Supplied material: Begin

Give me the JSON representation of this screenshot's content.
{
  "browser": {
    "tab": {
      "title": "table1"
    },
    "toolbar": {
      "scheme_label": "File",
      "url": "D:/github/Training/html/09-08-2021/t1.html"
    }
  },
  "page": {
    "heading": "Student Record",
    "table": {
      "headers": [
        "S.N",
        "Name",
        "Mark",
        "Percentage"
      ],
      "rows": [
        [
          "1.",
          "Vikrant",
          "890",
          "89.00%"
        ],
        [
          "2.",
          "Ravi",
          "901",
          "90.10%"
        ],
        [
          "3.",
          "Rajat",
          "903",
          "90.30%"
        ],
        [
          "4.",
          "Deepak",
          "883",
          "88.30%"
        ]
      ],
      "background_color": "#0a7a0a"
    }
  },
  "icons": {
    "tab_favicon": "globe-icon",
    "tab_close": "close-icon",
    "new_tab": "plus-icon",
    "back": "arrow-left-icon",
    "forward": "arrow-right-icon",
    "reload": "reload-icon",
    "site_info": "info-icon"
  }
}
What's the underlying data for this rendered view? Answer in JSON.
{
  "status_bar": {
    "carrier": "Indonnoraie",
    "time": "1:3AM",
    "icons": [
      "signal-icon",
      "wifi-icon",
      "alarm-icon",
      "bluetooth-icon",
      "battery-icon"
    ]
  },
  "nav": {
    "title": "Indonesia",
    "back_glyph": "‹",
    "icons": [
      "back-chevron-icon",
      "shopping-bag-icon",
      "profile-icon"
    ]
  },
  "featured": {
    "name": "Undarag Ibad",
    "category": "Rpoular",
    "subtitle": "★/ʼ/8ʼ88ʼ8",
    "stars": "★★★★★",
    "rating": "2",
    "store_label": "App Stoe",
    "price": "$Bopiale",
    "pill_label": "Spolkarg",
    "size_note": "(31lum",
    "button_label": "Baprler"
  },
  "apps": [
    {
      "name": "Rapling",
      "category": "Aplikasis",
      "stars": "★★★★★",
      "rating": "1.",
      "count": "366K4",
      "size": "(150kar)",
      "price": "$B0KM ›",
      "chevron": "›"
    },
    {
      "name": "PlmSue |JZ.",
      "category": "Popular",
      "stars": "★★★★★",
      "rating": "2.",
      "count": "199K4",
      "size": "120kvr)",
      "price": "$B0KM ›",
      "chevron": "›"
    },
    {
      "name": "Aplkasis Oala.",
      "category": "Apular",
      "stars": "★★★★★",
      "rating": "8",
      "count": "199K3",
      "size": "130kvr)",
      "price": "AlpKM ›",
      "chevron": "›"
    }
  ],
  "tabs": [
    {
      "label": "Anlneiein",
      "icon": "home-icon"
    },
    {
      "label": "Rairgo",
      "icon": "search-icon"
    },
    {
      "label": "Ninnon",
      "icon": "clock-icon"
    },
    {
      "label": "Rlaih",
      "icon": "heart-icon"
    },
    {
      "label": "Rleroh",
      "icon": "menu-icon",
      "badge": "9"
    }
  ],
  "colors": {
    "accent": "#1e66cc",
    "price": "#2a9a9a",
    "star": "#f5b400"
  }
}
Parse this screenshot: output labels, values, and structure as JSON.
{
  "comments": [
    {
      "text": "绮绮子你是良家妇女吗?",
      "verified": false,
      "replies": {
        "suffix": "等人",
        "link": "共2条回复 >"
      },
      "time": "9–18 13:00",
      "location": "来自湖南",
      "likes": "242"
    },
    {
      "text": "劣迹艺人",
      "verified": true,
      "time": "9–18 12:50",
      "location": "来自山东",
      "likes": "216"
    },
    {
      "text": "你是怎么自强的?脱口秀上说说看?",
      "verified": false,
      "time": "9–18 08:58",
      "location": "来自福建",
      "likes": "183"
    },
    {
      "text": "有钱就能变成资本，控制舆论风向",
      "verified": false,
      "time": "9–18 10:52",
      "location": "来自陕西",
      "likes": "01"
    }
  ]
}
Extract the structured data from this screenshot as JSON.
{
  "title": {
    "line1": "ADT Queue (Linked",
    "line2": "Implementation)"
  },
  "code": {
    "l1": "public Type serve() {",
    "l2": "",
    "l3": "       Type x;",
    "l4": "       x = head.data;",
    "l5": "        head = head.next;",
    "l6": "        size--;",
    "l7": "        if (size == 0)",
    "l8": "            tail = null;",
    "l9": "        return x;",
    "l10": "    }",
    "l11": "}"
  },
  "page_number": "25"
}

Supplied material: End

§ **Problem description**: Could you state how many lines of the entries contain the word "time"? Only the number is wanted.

§ **Solution**: 5